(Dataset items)
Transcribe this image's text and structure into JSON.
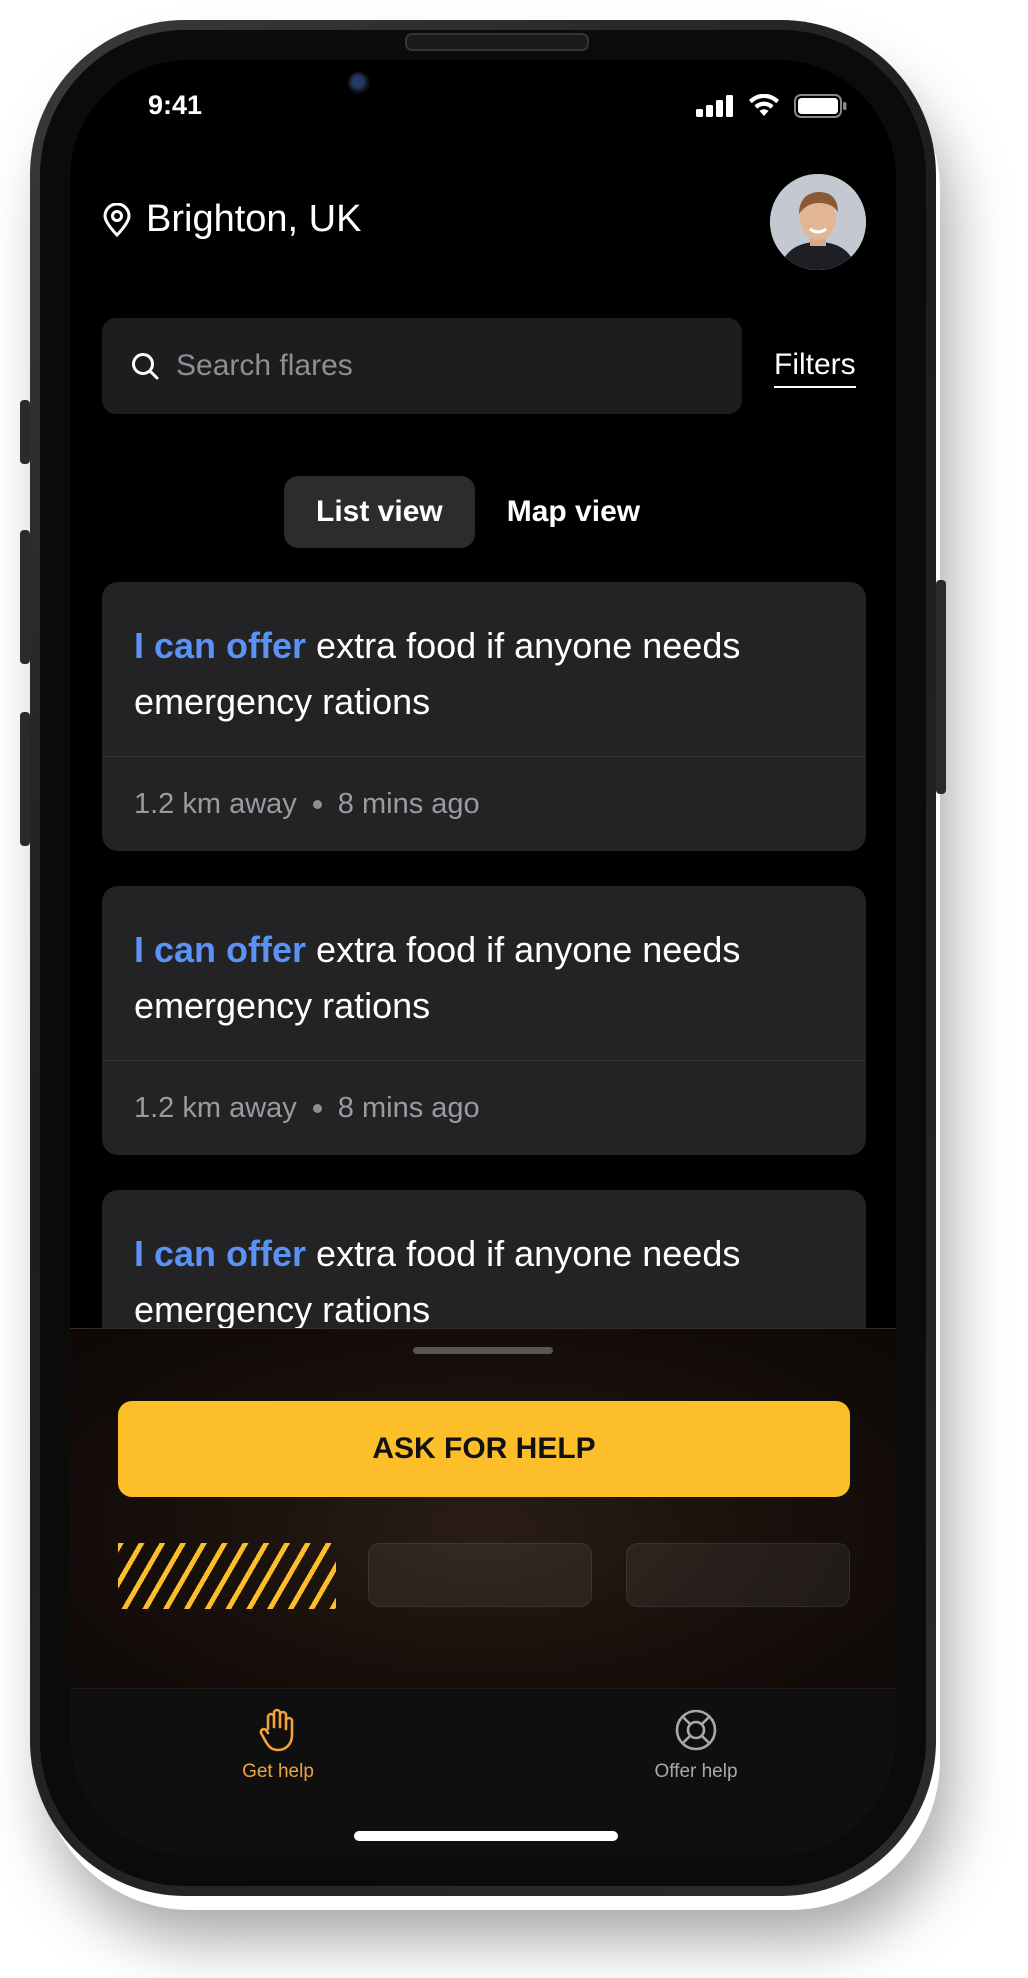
{
  "status": {
    "time": "9:41"
  },
  "header": {
    "location": "Brighton, UK"
  },
  "search": {
    "placeholder": "Search flares",
    "filters_label": "Filters"
  },
  "view_toggle": {
    "list_label": "List view",
    "map_label": "Map view",
    "active": "List view"
  },
  "cards": [
    {
      "keyword": "I can offer",
      "text": " extra food if anyone needs emergency rations",
      "distance": "1.2 km away",
      "time": "8 mins ago"
    },
    {
      "keyword": "I can offer",
      "text": " extra food if anyone needs emergency rations",
      "distance": "1.2 km away",
      "time": "8 mins ago"
    },
    {
      "keyword": "I can offer",
      "text": " extra food if anyone needs emergency rations"
    }
  ],
  "sheet": {
    "ask_label": "ASK FOR HELP"
  },
  "tabbar": {
    "items": [
      {
        "label": "Get help",
        "icon": "hand-icon",
        "active": true
      },
      {
        "label": "Offer help",
        "icon": "lifebuoy-icon",
        "active": false
      }
    ]
  },
  "colors": {
    "accent_blue": "#5b93f5",
    "accent_yellow": "#fcbf2a",
    "tab_active": "#f2a23a",
    "background": "#000000"
  }
}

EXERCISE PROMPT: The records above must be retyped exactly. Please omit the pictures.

RESULT:
Transcribe this image's text and structure into JSON.
{
  "status": {
    "time": "9:41"
  },
  "header": {
    "location": "Brighton, UK"
  },
  "search": {
    "placeholder": "Search flares",
    "filters_label": "Filters"
  },
  "view_toggle": {
    "list_label": "List view",
    "map_label": "Map view",
    "active": "List view"
  },
  "cards": [
    {
      "keyword": "I can offer",
      "text": " extra food if anyone needs emergency rations",
      "distance": "1.2 km away",
      "time": "8 mins ago"
    },
    {
      "keyword": "I can offer",
      "text": " extra food if anyone needs emergency rations",
      "distance": "1.2 km away",
      "time": "8 mins ago"
    },
    {
      "keyword": "I can offer",
      "text": " extra food if anyone needs emergency rations"
    }
  ],
  "sheet": {
    "ask_label": "ASK FOR HELP"
  },
  "tabbar": {
    "items": [
      {
        "label": "Get help",
        "icon": "hand-icon",
        "active": true
      },
      {
        "label": "Offer help",
        "icon": "lifebuoy-icon",
        "active": false
      }
    ]
  },
  "colors": {
    "accent_blue": "#5b93f5",
    "accent_yellow": "#fcbf2a",
    "tab_active": "#f2a23a",
    "background": "#000000"
  }
}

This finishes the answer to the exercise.